The council publicly committed to improvements in housing, job opportunities, and public safety after the Keith Scott demonstrations in the fall, and the work of the Charlotte-Mecklenburg Opportunity Task Force made plain that the city needs to work on the concerns of low-income neighborhoods, Roberts said. She added that Driggs has at times opposed or voiced skepticism about redevelopment efforts in those areas, including a proposed study of uses for the vacant Eastland Mall site. “It’s nothing to do with being partisan,” Roberts told me. “It’s about council priorities.”

When I related the mayor’s explanation to Driggs on Saturday, he asked rhetorically, “Do you buy that?”

“Typically, appointments to the Economic Development committee are people with some experience,” he told me. “Regardless of my own feelings, the fact that my seat was given over to someone who hasn’t even taken part in a council meeting yet reflects some poor judgment on the part of the mayor.”

At least some of the impetus for the changes emerged from a contentious discussion at the council’s July 24 meeting. It was a long, convoluted matter—details here if you want them—but it concerned Driggs’ idea of paying for a new building to link Bojangles’ Coliseum and Ovens Auditorium with tourism tax money instead of capital program funds that could pay for affordable housing and other, more immediate needs.

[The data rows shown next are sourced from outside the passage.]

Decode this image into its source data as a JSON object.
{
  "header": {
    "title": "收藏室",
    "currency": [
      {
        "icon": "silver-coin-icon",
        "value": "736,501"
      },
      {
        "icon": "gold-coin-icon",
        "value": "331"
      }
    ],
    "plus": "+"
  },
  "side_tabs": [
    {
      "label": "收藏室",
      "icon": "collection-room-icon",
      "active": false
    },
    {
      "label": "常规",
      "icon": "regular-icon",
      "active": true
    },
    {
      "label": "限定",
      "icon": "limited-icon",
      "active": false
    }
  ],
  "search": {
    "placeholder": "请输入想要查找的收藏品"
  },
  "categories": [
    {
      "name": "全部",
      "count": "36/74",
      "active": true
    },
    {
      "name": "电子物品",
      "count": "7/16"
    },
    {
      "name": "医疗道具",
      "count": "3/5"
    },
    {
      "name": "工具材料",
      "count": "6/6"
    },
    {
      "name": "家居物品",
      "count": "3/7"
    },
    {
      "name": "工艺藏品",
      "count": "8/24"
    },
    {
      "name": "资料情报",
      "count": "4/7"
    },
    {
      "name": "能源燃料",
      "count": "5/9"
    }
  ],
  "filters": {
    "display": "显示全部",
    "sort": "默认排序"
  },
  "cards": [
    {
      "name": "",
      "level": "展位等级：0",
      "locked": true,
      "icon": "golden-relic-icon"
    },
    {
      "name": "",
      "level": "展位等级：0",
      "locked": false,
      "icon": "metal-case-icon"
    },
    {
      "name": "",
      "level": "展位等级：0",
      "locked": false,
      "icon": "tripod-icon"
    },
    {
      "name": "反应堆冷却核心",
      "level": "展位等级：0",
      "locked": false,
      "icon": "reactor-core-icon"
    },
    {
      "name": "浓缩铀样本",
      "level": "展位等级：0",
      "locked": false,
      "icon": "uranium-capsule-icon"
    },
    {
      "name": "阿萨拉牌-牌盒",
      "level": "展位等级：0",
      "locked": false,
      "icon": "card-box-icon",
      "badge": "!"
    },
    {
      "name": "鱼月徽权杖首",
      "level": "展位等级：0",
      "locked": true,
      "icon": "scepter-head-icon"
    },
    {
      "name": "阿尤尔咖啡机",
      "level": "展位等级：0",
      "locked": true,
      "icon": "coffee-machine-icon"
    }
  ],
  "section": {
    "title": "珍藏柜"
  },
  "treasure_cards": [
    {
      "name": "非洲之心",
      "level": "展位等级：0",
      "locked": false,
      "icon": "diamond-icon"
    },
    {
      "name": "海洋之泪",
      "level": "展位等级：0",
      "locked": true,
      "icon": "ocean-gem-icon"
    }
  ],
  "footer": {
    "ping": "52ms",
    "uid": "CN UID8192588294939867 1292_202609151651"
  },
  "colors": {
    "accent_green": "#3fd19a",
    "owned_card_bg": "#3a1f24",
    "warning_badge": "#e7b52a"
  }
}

Council members, including Mitchell, questioned why Driggs was bringing up the idea during a regular meeting without going through Economic Development first. (Driggs told me Saturday that he had mentioned it during a committee meeting on July 20, but “nobody felt like it was something they wanted to pursue.”) The council, by a 5-4 vote (two members were absent), voted down Driggs’ idea to explore the alternate funding source. Afterwards, Mayor Pro Tem Vi Lyles—a Democrat and mayoral candidate—accused Driggs of “political tricks,” saying he’d never shown much inclination to support affordable housing in his district.

Roberts told me Saturday that Driggs’ proposal during the July 24 meeting informed her decision to make Driggs vice chair of Housing and Neighborhood Development: “If he’s interested in some creative ideas about housing, great.” Mayfield, that committee’s chair, was one of two Democrats who voted for Driggs’ proposal that night. (It’s worth noting, too, that Roberts’ decisions on committee assignments have grated on council members before, including members of her own party.)

I asked Driggs on Saturday whether he thought Roberts’ removal of him from Economic Development was meant as a kind of punishment for July 24. He wouldn’t go that far, he said, but “I think the timing is very peculiar.” The council’s next meeting is scheduled for August 28, and he said he doesn’t intend to register his displeasure over the reassignment. “I’m just going to keep doing my job,” he told me. “I’ve made my point.”


Categories: The Buzz